**Assigned task**.
Repeat the whole of the data, keeping every detail the same.
━━━ Data under study ━━━
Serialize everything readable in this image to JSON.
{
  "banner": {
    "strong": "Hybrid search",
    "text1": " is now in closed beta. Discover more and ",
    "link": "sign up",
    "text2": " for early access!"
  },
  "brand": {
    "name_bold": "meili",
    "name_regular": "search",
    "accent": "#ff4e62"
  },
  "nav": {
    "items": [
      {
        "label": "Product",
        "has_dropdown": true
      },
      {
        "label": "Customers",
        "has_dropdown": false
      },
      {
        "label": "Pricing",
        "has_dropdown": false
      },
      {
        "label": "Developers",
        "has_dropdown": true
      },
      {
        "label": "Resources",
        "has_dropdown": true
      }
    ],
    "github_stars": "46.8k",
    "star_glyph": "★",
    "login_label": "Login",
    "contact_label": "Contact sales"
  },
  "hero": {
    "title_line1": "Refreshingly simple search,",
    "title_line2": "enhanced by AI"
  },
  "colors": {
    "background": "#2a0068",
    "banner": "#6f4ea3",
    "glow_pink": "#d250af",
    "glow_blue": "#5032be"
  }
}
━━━
**Result below**.
Serialize everything readable in this image to JSON.
{
  "banner": {
    "strong": "Hybrid search",
    "text1": " is now in closed beta. Discover more and ",
    "link": "sign up",
    "text2": " for early access!"
  },
  "brand": {
    "name_bold": "meili",
    "name_regular": "search",
    "accent": "#ff4e62"
  },
  "nav": {
    "items": [
      {
        "label": "Product",
        "has_dropdown": true
      },
      {
        "label": "Customers",
        "has_dropdown": false
      },
      {
        "label": "Pricing",
        "has_dropdown": false
      },
      {
        "label": "Developers",
        "has_dropdown": true
      },
      {
        "label": "Resources",
        "has_dropdown": true
      }
    ],
    "github_stars": "46.8k",
    "star_glyph": "★",
    "login_label": "Login",
    "contact_label": "Contact sales"
  },
  "hero": {
    "title_line1": "Refreshingly simple search,",
    "title_line2": "enhanced by AI"
  },
  "colors": {
    "background": "#2a0068",
    "banner": "#6f4ea3",
    "glow_pink": "#d250af",
    "glow_blue": "#5032be"
  }
}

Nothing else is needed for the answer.